The petition asked the town to impose a condition on the developers “to convey to the town of Woodstock” a portion of the property adjacent to Orange Street.
The petition explained that this portion of the property could “continue to be used as a general recreation and green space for the people of Woodstock as it is the only public green space from the Meduxnekeag River to Connell Park.”
The homeowners noted that Woodstock citizens used the existing green space for over a century.
Residents John and Lois Thompson, who helped deliver the petition, told the River Valley Sun the signatures represent only residents living near the old school property. John said they could have secured many more signatures throughout the town.
John Thompson also addressed council, asking it to ensure developers legally commit to renovating the old school as promised.
“It is urged that prior to any work beginning on the property that the town obtain some form of binding guarantee that obligates the developer to execute the necessary remediation,” Thompson said, quoting the letter he and his wife submitted to the town.
Woodstock developer Joel Rose also addressed council, noting he owns apartment complexes directly across the street from the former middle school.
He, too, urged council to impose conditions to ensure the developers complete school remediation before being allowed to begin construction of the new building.
Rose said he fears his apartment building could become long-term neighbours to a dilapidated building.
Blair Martin of Belleterre Real Estate Properties, representing the developers, addressed the residents’ concerns, noting he would work with the town regarding the green space. He stressed, however, the developers are not in the business of operating and maintaining parks or greenspace.
Martin explained the developers are not interested in taking on the liability issues associated with operating a public park.
Martin said the development partners would only have entered the project if confident they could repurpose the old school. He added he brings experience to the project, including lessons learned on a similar project.
Martin added the building would remain a problem of the town regardless of who owns it.
The developer noted the building deteriorated significantly following the school’s closure and under the New Brunswick Department of Transportation and Infrastructure ownership. While the asbestos removal was a known challenge, he said the biggest problem was the mould the department allowed to spread after it took control.

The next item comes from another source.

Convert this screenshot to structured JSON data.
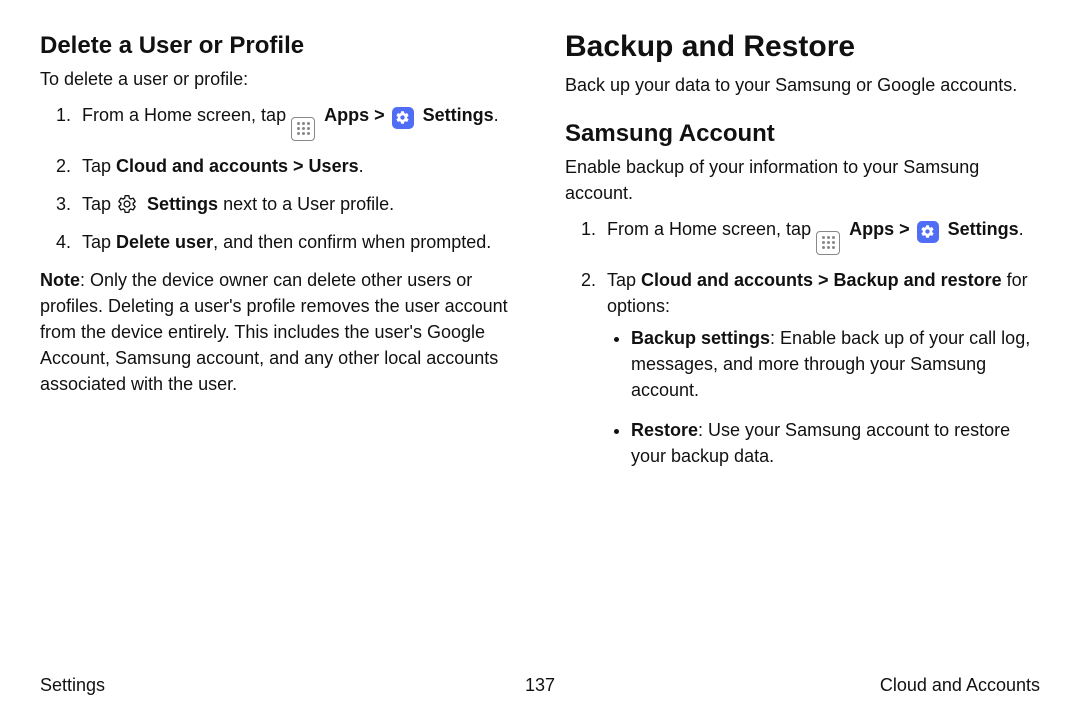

Martin also explained the new owner must subdivide the property to allow the separate buildings to meet the province’s affordable-home requirements.
Mayor Slipp said the CAO and town staff would work with developers to address the green space options, timelines and other areas of concern which council could reflect as conditions for the zoning bylaw amendment.
Conditions attached to the bylaw amendment before the first and second readings included parking lots being graded to ensure no increase in water run-off from existing levels and the stormwater systems being tied to the nearest stormwater sewer.
Rezoning conditions require developers to pave and curb parking lots before building occupancy. Before a building permit is issued, they must also submit a landscaping plan to the town development officer.
In its rezoning application, the developer advised the planning advisory committee (PAC) it could include a daycare on the bottom floor of the repurposed school.
The PAC conditionally approved the daycare if it complies with provincial regulations, places play areas in the rear yard, provides one parking spot for every five children, creates limited traffic impact on the neighbourhood, and ensures no internal connections between residential and daycare users.
While most council members support the development, they urged the town to address all concerns before final approval.
Coun. Jeff Bradbury said he wants all concerns addressed but believed it necessary for the town to work with developers to allow a project offering affordable housing and daycare to proceed. He noted no one benefits from a closed school sitting empty.
“This is our best chance to get this building cleaned up,” Bradbury said.
Jim Dumville, Local Journalism Initiative Reporter, River Valley Sun